### TASK ITEM
Below are records to write out again, exactly as they read.

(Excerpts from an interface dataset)
#####
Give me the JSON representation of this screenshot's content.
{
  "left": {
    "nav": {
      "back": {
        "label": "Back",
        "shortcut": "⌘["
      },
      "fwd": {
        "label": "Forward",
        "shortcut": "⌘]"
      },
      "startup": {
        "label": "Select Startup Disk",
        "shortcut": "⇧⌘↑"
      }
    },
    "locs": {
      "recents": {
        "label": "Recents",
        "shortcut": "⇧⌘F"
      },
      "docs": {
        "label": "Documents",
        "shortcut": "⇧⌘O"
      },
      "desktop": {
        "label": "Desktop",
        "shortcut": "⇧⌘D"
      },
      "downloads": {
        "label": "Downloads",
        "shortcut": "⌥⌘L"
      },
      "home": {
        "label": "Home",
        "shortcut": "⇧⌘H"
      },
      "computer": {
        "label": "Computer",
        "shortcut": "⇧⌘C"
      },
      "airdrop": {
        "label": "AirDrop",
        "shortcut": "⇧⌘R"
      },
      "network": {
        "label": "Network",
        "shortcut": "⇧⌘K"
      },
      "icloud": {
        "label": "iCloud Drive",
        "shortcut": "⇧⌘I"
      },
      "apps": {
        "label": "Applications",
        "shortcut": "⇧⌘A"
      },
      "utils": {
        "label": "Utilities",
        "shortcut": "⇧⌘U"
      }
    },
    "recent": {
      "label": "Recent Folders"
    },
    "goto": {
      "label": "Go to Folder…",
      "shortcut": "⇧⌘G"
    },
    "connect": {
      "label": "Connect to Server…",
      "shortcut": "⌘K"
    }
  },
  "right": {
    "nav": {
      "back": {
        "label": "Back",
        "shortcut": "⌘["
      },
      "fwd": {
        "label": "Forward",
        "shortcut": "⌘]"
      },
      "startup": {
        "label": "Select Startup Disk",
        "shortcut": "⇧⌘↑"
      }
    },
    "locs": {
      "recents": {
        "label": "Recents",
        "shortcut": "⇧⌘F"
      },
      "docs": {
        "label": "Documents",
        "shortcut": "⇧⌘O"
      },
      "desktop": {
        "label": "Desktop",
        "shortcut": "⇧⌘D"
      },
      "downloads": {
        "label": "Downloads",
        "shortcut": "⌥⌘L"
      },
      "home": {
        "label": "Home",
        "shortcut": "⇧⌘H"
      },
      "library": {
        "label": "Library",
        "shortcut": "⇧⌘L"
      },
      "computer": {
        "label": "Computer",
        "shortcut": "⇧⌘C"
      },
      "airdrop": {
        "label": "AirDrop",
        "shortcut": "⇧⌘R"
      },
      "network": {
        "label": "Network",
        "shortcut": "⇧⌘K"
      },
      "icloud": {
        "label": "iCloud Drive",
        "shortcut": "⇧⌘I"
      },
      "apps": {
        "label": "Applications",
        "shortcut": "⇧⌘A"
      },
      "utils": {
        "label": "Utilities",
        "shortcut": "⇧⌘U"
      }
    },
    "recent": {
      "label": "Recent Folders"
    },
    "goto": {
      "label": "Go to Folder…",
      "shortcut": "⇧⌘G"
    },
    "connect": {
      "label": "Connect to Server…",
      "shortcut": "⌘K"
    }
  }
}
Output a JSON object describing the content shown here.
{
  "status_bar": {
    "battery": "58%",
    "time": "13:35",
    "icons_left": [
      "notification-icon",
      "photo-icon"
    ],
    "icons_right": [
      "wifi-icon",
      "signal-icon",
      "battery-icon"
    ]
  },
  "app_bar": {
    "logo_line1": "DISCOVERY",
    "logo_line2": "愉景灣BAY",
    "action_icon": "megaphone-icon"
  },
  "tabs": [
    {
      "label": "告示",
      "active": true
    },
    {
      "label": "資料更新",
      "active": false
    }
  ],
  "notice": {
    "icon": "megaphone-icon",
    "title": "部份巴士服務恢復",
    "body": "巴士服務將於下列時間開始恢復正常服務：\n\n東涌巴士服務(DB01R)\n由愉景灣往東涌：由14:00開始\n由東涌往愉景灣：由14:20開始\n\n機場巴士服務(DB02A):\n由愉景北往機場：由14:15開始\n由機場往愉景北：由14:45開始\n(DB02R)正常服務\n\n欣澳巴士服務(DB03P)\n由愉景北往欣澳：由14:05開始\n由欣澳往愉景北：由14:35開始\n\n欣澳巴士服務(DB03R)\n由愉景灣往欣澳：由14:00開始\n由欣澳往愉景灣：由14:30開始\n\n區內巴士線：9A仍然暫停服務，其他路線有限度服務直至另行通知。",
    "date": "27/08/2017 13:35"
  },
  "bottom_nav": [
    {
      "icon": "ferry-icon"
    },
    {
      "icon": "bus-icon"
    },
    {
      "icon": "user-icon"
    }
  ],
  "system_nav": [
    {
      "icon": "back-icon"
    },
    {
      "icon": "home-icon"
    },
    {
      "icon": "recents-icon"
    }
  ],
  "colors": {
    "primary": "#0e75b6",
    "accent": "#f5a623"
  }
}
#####
### REPLY TO THE EXERCISE
Give me the JSON representation of this screenshot's content.
{
  "left": {
    "nav": {
      "back": {
        "label": "Back",
        "shortcut": "⌘["
      },
      "fwd": {
        "label": "Forward",
        "shortcut": "⌘]"
      },
      "startup": {
        "label": "Select Startup Disk",
        "shortcut": "⇧⌘↑"
      }
    },
    "locs": {
      "recents": {
        "label": "Recents",
        "shortcut": "⇧⌘F"
      },
      "docs": {
        "label": "Documents",
        "shortcut": "⇧⌘O"
      },
      "desktop": {
        "label": "Desktop",
        "shortcut": "⇧⌘D"
      },
      "downloads": {
        "label": "Downloads",
        "shortcut": "⌥⌘L"
      },
      "home": {
        "label": "Home",
        "shortcut": "⇧⌘H"
      },
      "computer": {
        "label": "Computer",
        "shortcut": "⇧⌘C"
      },
      "airdrop": {
        "label": "AirDrop",
        "shortcut": "⇧⌘R"
      },
      "network": {
        "label": "Network",
        "shortcut": "⇧⌘K"
      },
      "icloud": {
        "label": "iCloud Drive",
        "shortcut": "⇧⌘I"
      },
      "apps": {
        "label": "Applications",
        "shortcut": "⇧⌘A"
      },
      "utils": {
        "label": "Utilities",
        "shortcut": "⇧⌘U"
      }
    },
    "recent": {
      "label": "Recent Folders"
    },
    "goto": {
      "label": "Go to Folder…",
      "shortcut": "⇧⌘G"
    },
    "connect": {
      "label": "Connect to Server…",
      "shortcut": "⌘K"
    }
  },
  "right": {
    "nav": {
      "back": {
        "label": "Back",
        "shortcut": "⌘["
      },
      "fwd": {
        "label": "Forward",
        "shortcut": "⌘]"
      },
      "startup": {
        "label": "Select Startup Disk",
        "shortcut": "⇧⌘↑"
      }
    },
    "locs": {
      "recents": {
        "label": "Recents",
        "shortcut": "⇧⌘F"
      },
      "docs": {
        "label": "Documents",
        "shortcut": "⇧⌘O"
      },
      "desktop": {
        "label": "Desktop",
        "shortcut": "⇧⌘D"
      },
      "downloads": {
        "label": "Downloads",
        "shortcut": "⌥⌘L"
      },
      "home": {
        "label": "Home",
        "shortcut": "⇧⌘H"
      },
      "library": {
        "label": "Library",
        "shortcut": "⇧⌘L"
      },
      "computer": {
        "label": "Computer",
        "shortcut": "⇧⌘C"
      },
      "airdrop": {
        "label": "AirDrop",
        "shortcut": "⇧⌘R"
      },
      "network": {
        "label": "Network",
        "shortcut": "⇧⌘K"
      },
      "icloud": {
        "label": "iCloud Drive",
        "shortcut": "⇧⌘I"
      },
      "apps": {
        "label": "Applications",
        "shortcut": "⇧⌘A"
      },
      "utils": {
        "label": "Utilities",
        "shortcut": "⇧⌘U"
      }
    },
    "recent": {
      "label": "Recent Folders"
    },
    "goto": {
      "label": "Go to Folder…",
      "shortcut": "⇧⌘G"
    },
    "connect": {
      "label": "Connect to Server…",
      "shortcut": "⌘K"
    }
  }
}
Output a JSON object describing the content shown here.
{
  "status_bar": {
    "battery": "58%",
    "time": "13:35",
    "icons_left": [
      "notification-icon",
      "photo-icon"
    ],
    "icons_right": [
      "wifi-icon",
      "signal-icon",
      "battery-icon"
    ]
  },
  "app_bar": {
    "logo_line1": "DISCOVERY",
    "logo_line2": "愉景灣BAY",
    "action_icon": "megaphone-icon"
  },
  "tabs": [
    {
      "label": "告示",
      "active": true
    },
    {
      "label": "資料更新",
      "active": false
    }
  ],
  "notice": {
    "icon": "megaphone-icon",
    "title": "部份巴士服務恢復",
    "body": "巴士服務將於下列時間開始恢復正常服務：\n\n東涌巴士服務(DB01R)\n由愉景灣往東涌：由14:00開始\n由東涌往愉景灣：由14:20開始\n\n機場巴士服務(DB02A):\n由愉景北往機場：由14:15開始\n由機場往愉景北：由14:45開始\n(DB02R)正常服務\n\n欣澳巴士服務(DB03P)\n由愉景北往欣澳：由14:05開始\n由欣澳往愉景北：由14:35開始\n\n欣澳巴士服務(DB03R)\n由愉景灣往欣澳：由14:00開始\n由欣澳往愉景灣：由14:30開始\n\n區內巴士線：9A仍然暫停服務，其他路線有限度服務直至另行通知。",
    "date": "27/08/2017 13:35"
  },
  "bottom_nav": [
    {
      "icon": "ferry-icon"
    },
    {
      "icon": "bus-icon"
    },
    {
      "icon": "user-icon"
    }
  ],
  "system_nav": [
    {
      "icon": "back-icon"
    },
    {
      "icon": "home-icon"
    },
    {
      "icon": "recents-icon"
    }
  ],
  "colors": {
    "primary": "#0e75b6",
    "accent": "#f5a623"
  }
}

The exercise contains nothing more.